Jackson, T. (2021). Covid-19 and videoclassism: Implicit bias, videojudgment, and why I'm terrified to have you look over my shoulder. LinkedIn. Retrieved April 4, 2022, from https://www.linkedin.com/pulse/covid-19-videoclassism-implicit-bias-videojudgment-why-jackson/  

Lemelin, C. (2021). Why we don't turn our web cameras on in zoom: The impact on teaching and learning. The Quad. Retrieved March 27, 2022, from https://www.ualberta.ca/the-quad/2021/10/why-we-dont-turn-our-web-cameras-on-in-zoom-the-impact-on-teaching-and-learning.html   

Masland, L. (2021). Camera Use In Zoom: Making the Right Choice for Your Class. Center for Academic Excellence. Retrieved March 27, 2022, from https://cae.appstate.edu/sites/default/files/camera_use_in_zoom2.pdf   

Mottet, T. P. (2020). Interactive television instructors' perceptions of students' nonverbal responsiveness and their influence on distance teaching. Communication Education, 49(2), 146–164. https://doi.org/10.1080/03634520009379202 

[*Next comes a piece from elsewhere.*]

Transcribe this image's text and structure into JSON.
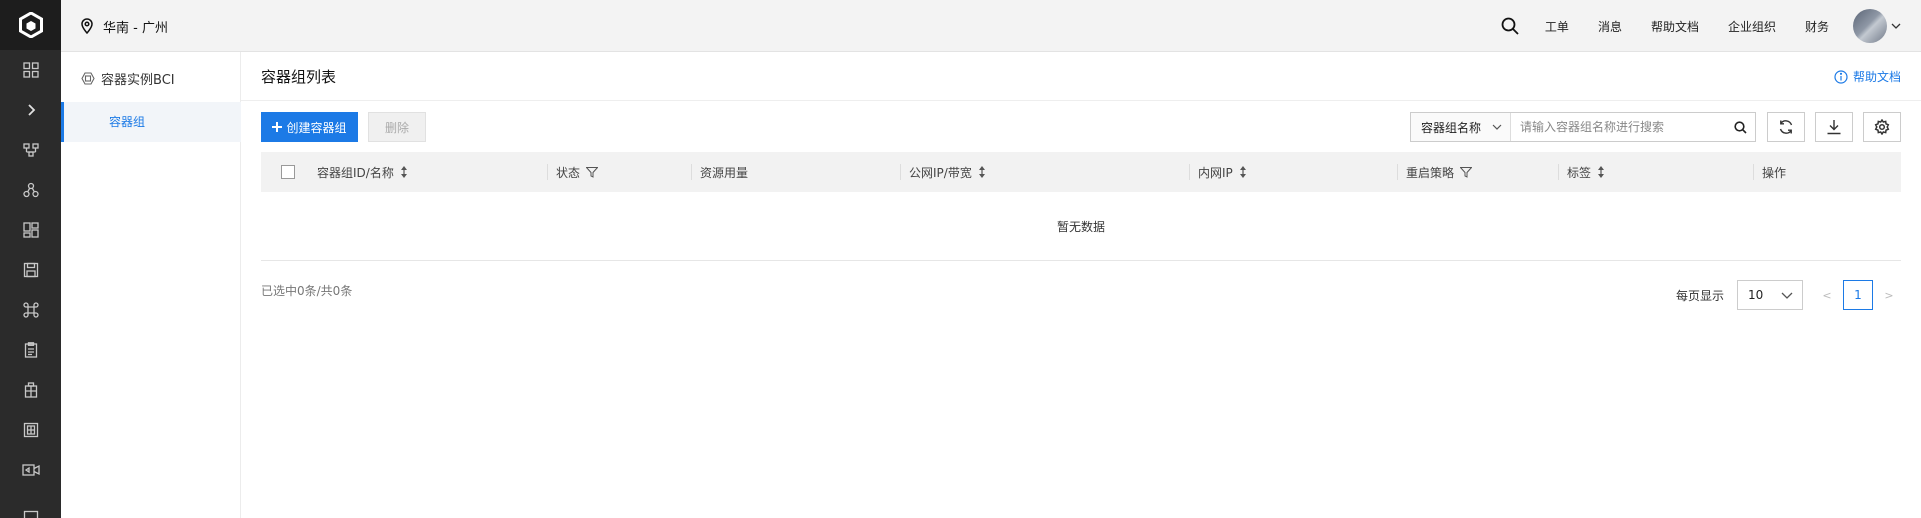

Schwenck, C. M., & Pryor, J. D. (2021). Student perspectives on camera usage to engage and connect in foundational education classes: It's time to turn your cameras on. International Journal of Educational Research Open, 2. https://doi.org/https://doi.org/10.1016/j.ijedro.2021.100079   

Ramachandran, V. (2021). Four causes for 'zoom fatigue' and their solutions. Stanford News. Retrieved March 26, 2022, from https://news.stanford.edu/2021/02/23/four-causes-zoom-fatigue-solutions/   

Turner, P. (2022). Revisiting Camera Use in Live Remote Teaching: Considerations for Learning and Equity. Educause Review. Retrieved April 5, 2022, from https://er.educause.edu/articles/2022/3/revisiting-camera-use-in-live-remote-teaching-considera​tions-for-learning-and-equity